We’re at a point where valuations of swathes of the stock market here and elsewhere are frighteningly high in comparison with long-term average measures.
The price of government bonds issued by Britain, Germany and the United States may have fallen in recent weeks, but their yields remain as negligible as a few months ago.
Sky-high valuations are in themselves worrying enough, but they come at a time when the economic outlook is uncertain at best.
The ability of many British companies to maintain dividends – arguably one of the main reasons for driving their share prices to such heights – has rarely been less secure.
So it is quite natural to give time to those who cry doom.
One is Bill Bonner, an American-based financial author and publisher, and founder of the blog The Daily Reckoning, who wrote in recent days:
“The crisis will move too fast for policymakers and investors. Stock investors will tell themselves they will get out, but when a real panic starts, it’s too late.
“A rerun of the panic of 2008 could erase $30 trillion in a few weeks. If the panic is caused by rising inflation, the bond market would be walloped, too. Our advice: panic now, before everyone else. Evacuate overpriced and dangerous assets.”
That sounds terrifying.
I get the argument, but I for one will not sell any of my share-based investments in my Isa and pension on the strength of it. Here are three reasons why.
1. When would I buy again?
Say I heed Mr Bonner and sell. Sitting in my broker accounts is then a pile of cash, earning nothing, and waiting for … what?
The graph below tells a familiar story but one worth revisiting.
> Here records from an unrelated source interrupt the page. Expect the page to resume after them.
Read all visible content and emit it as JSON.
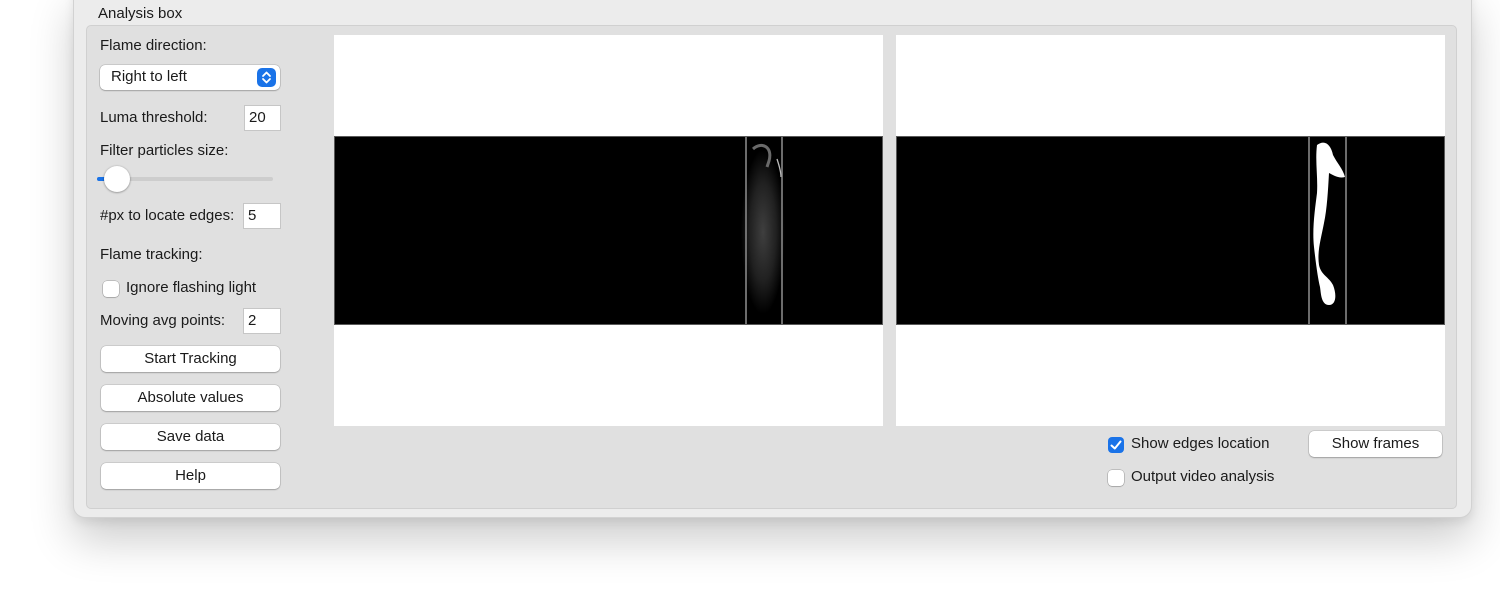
{
  "group": {
    "title": "Analysis box"
  },
  "controls": {
    "flame_direction": {
      "label": "Flame direction:",
      "value": "Right to left"
    },
    "luma_threshold": {
      "label": "Luma threshold:",
      "value": "20"
    },
    "filter_particles": {
      "label": "Filter particles size:",
      "level": 0.05
    },
    "px_edges": {
      "label": "#px to locate edges:",
      "value": "5"
    },
    "flame_tracking_label": "Flame tracking:",
    "ignore_flashing": {
      "label": "Ignore flashing light",
      "checked": false
    },
    "moving_avg": {
      "label": "Moving avg points:",
      "value": "2"
    }
  },
  "buttons": {
    "start_tracking": "Start Tracking",
    "absolute_values": "Absolute values",
    "save_data": "Save data",
    "help": "Help",
    "show_frames": "Show frames"
  },
  "options": {
    "show_edges": {
      "label": "Show edges location",
      "checked": true
    },
    "output_video": {
      "label": "Output video analysis",
      "checked": false
    }
  },
  "colors": {
    "accent": "#1a73e8",
    "panel": "#e0e0e0",
    "window": "#ececec"
  },
  "icons": {
    "select_arrows": "chevron-up-down-icon",
    "checkmark": "checkmark-icon"
  }
}
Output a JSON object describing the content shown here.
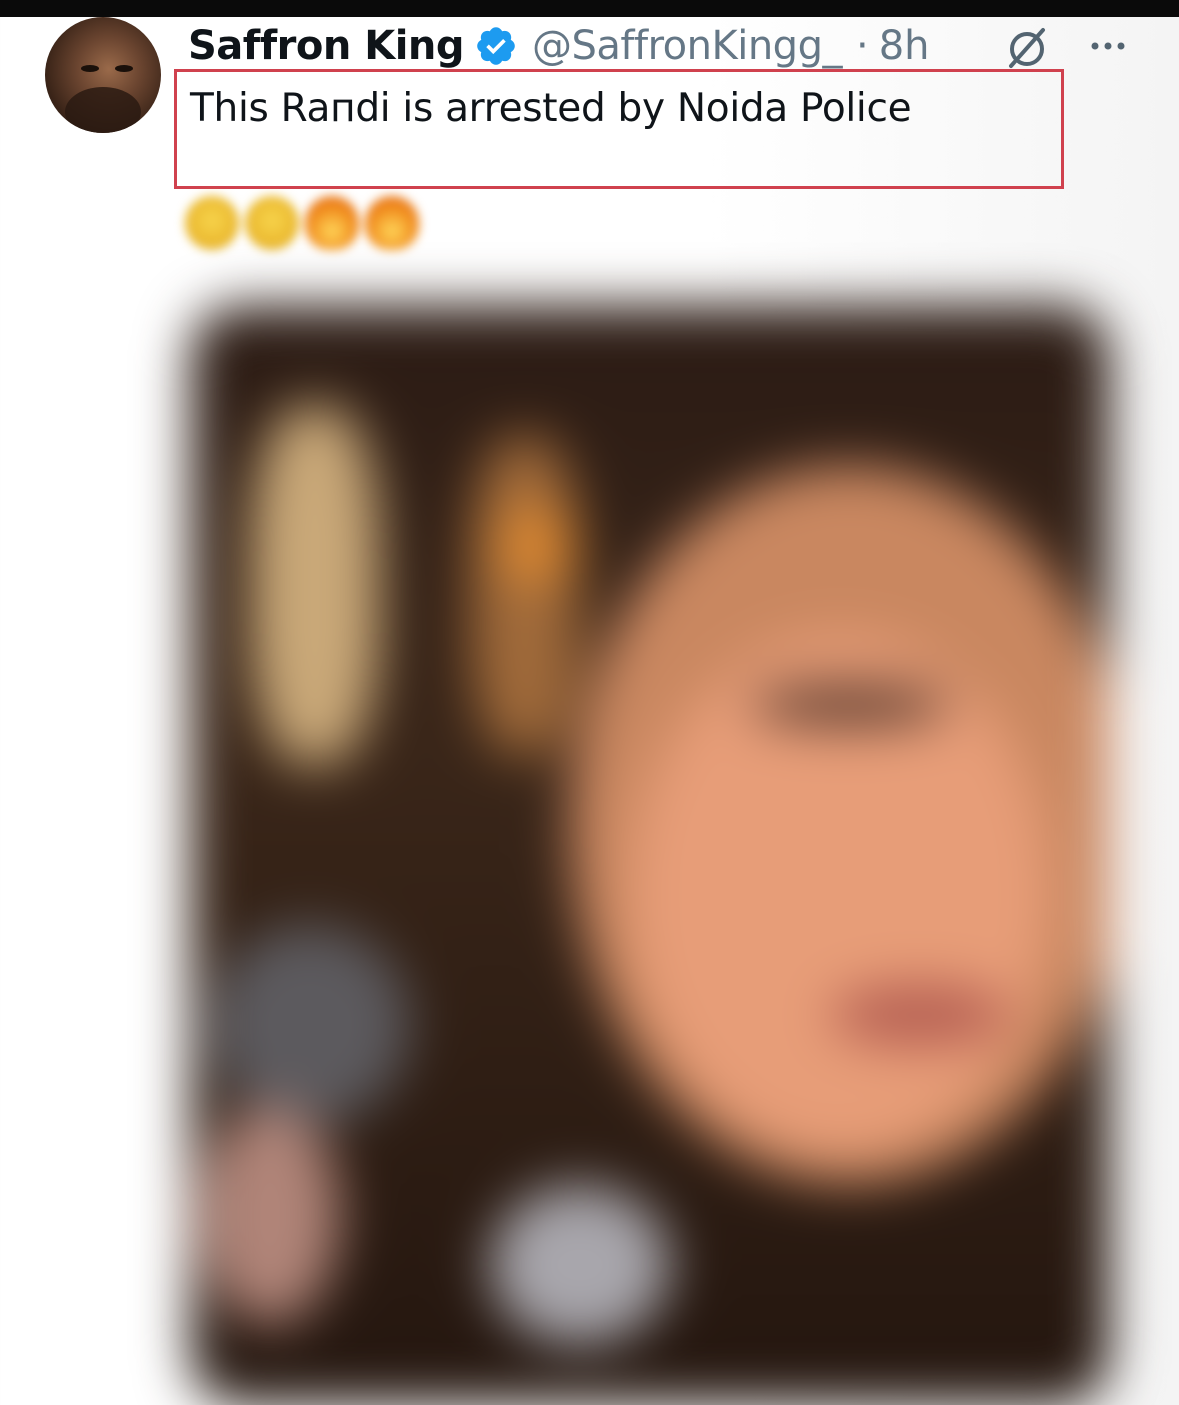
{
  "tweet": {
    "author_name": "Saffron King",
    "handle": "@SaffronKingg_",
    "separator": "·",
    "time": "8h",
    "text": "This Raпdi is arrested by Noida Police"
  },
  "icons": {
    "verified": "verified-badge-icon",
    "grok": "grok-icon",
    "more": "more-options-icon"
  },
  "colors": {
    "verified_blue": "#1d9bf0",
    "highlight_red": "#d0414e",
    "secondary_text": "#657786"
  },
  "media": {
    "state": "blurred"
  }
}
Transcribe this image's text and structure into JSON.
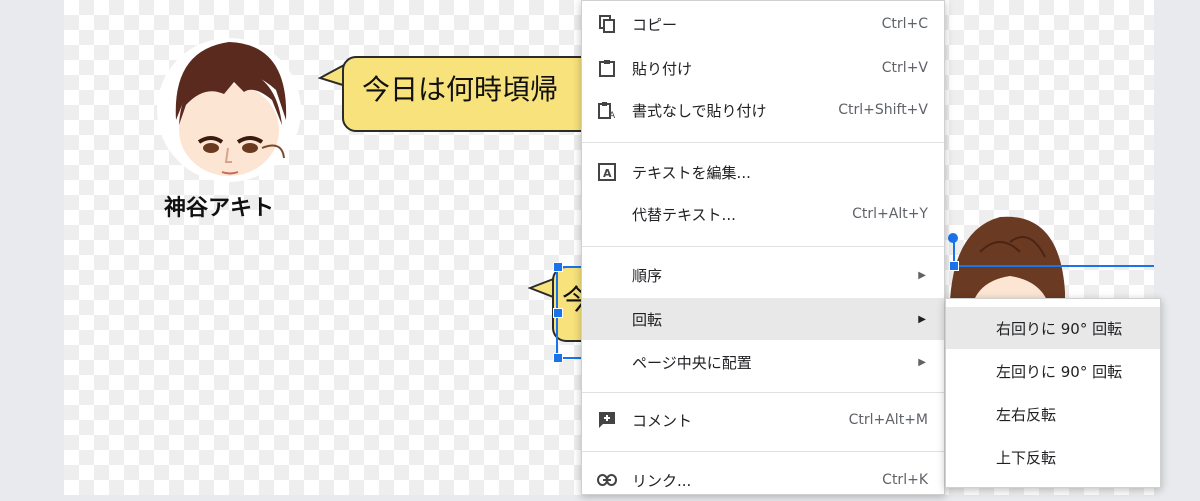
{
  "canvas": {
    "person1": {
      "name": "神谷アキト",
      "bubble_text": "今日は何時頃帰"
    },
    "bubble2_text": "今"
  },
  "context_menu": {
    "items": [
      {
        "label": "コピー",
        "shortcut": "Ctrl+C",
        "icon": "copy-icon"
      },
      {
        "label": "貼り付け",
        "shortcut": "Ctrl+V",
        "icon": "paste-icon"
      },
      {
        "label": "書式なしで貼り付け",
        "shortcut": "Ctrl+Shift+V",
        "icon": "paste-plain-icon"
      },
      {
        "label": "テキストを編集...",
        "shortcut": "",
        "icon": "edit-text-icon"
      },
      {
        "label": "代替テキスト...",
        "shortcut": "Ctrl+Alt+Y",
        "icon": ""
      },
      {
        "label": "順序",
        "shortcut": "",
        "icon": ""
      },
      {
        "label": "回転",
        "shortcut": "",
        "icon": ""
      },
      {
        "label": "ページ中央に配置",
        "shortcut": "",
        "icon": ""
      },
      {
        "label": "コメント",
        "shortcut": "Ctrl+Alt+M",
        "icon": "add-comment-icon"
      },
      {
        "label": "リンク...",
        "shortcut": "Ctrl+K",
        "icon": "link-icon"
      }
    ]
  },
  "rotate_submenu": {
    "items": [
      {
        "label": "右回りに 90° 回転"
      },
      {
        "label": "左回りに 90° 回転"
      },
      {
        "label": "左右反転"
      },
      {
        "label": "上下反転"
      }
    ]
  },
  "colors": {
    "bubble": "#f7e27c",
    "selection": "#1a73e8",
    "menu_highlight": "#e8e8e8"
  }
}
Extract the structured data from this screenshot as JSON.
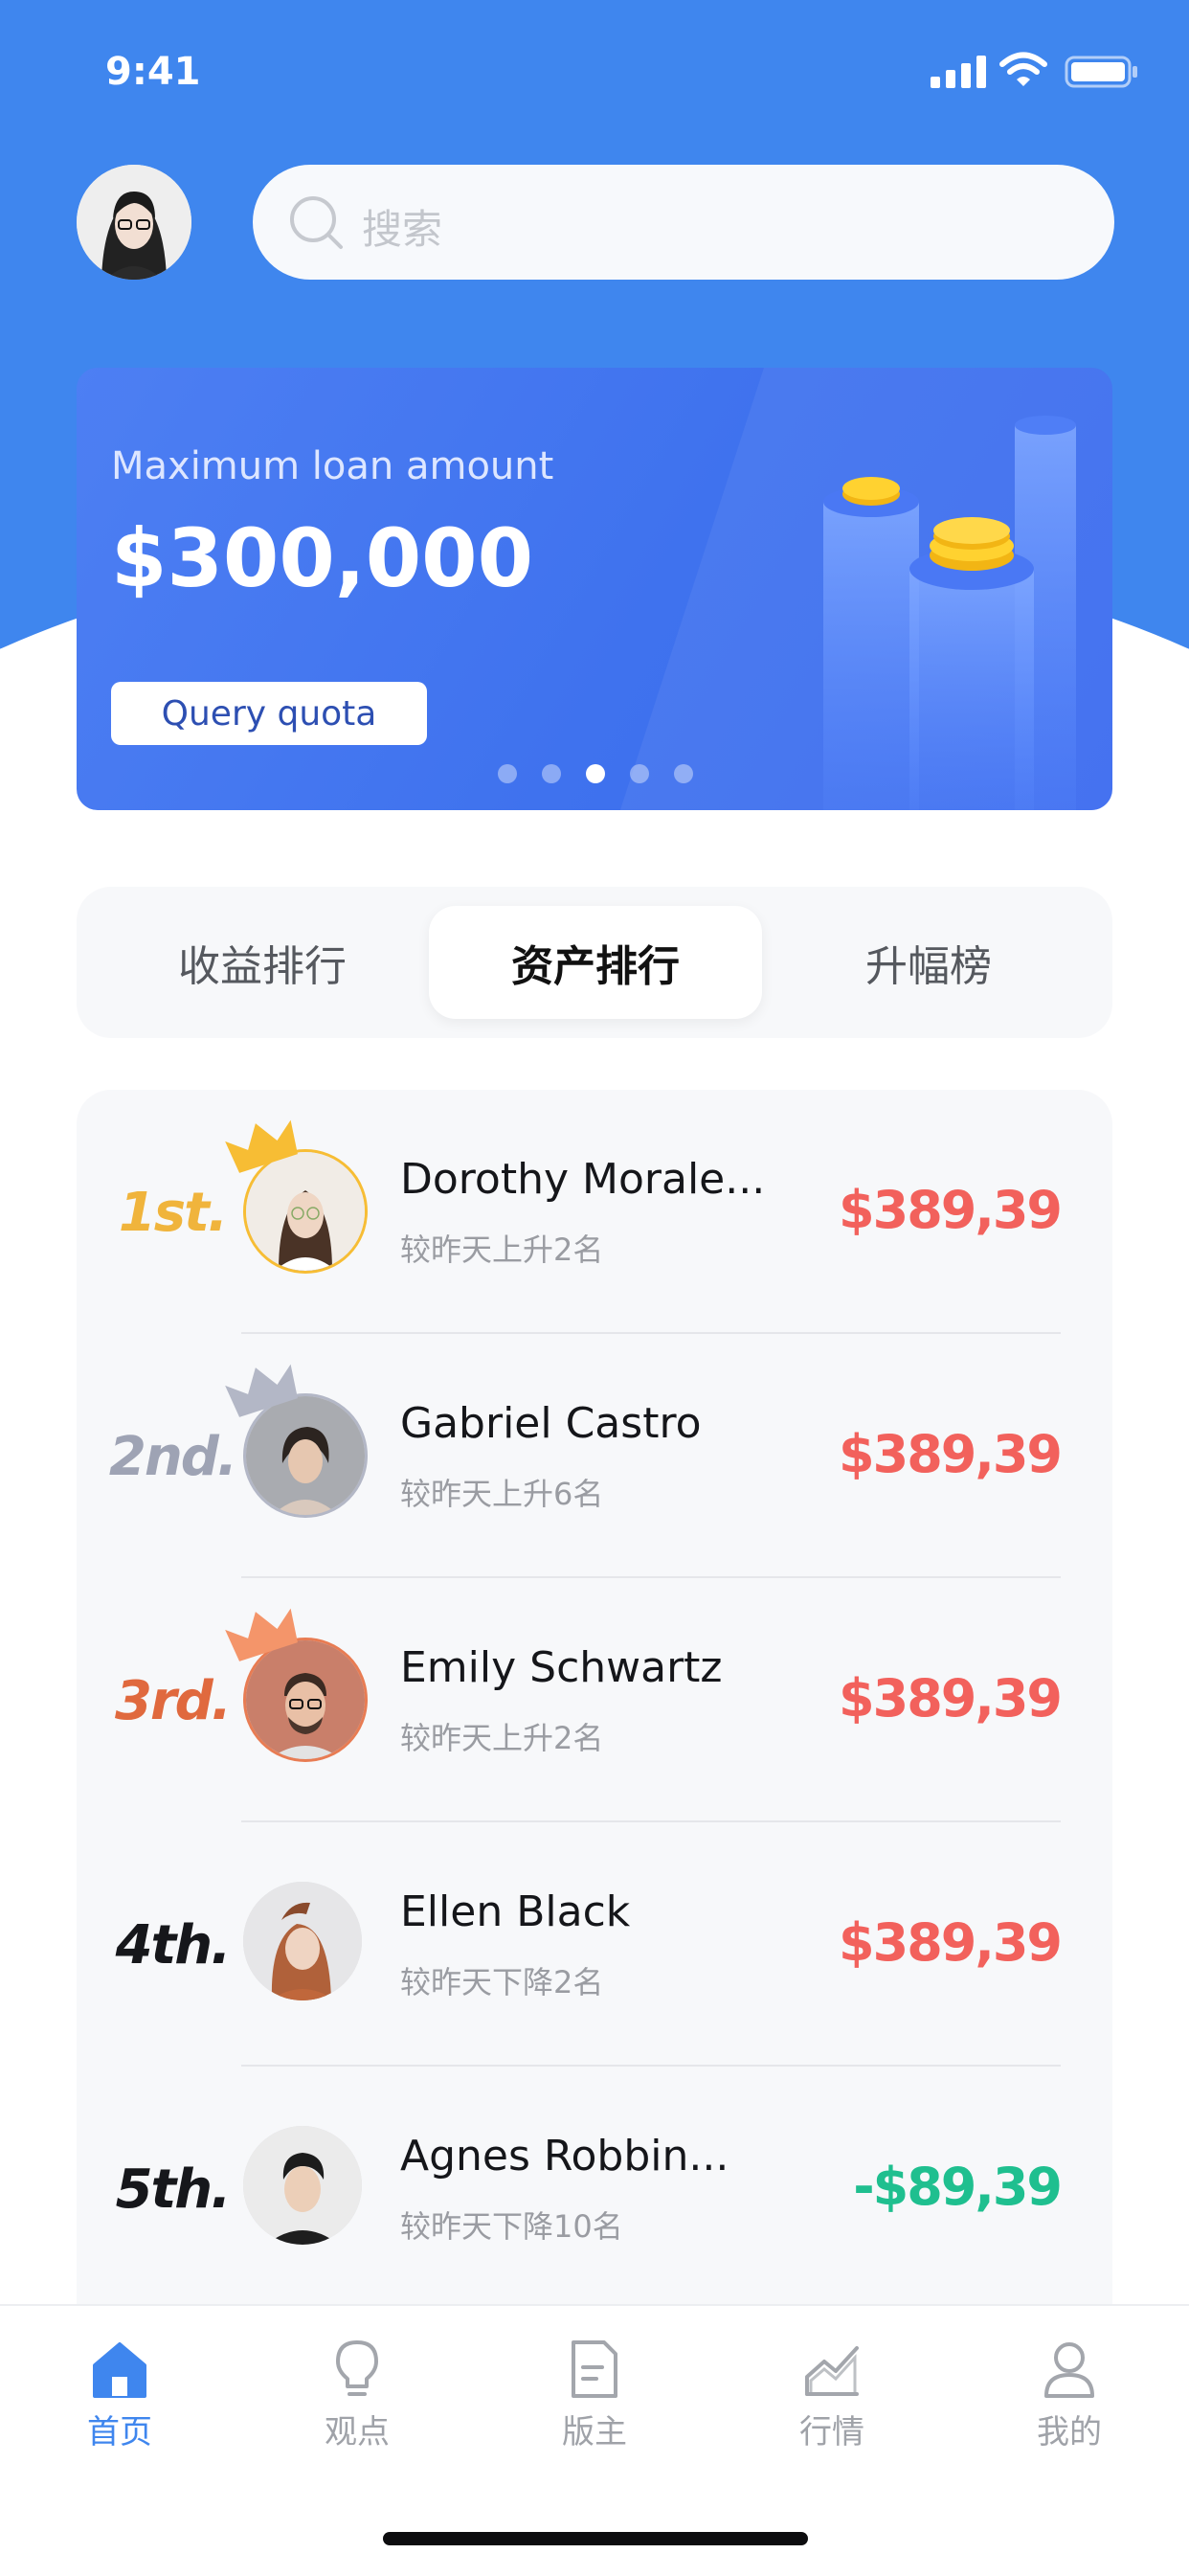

The danger of not being in the market is that you miss those significant, but sometimes brief, bounces.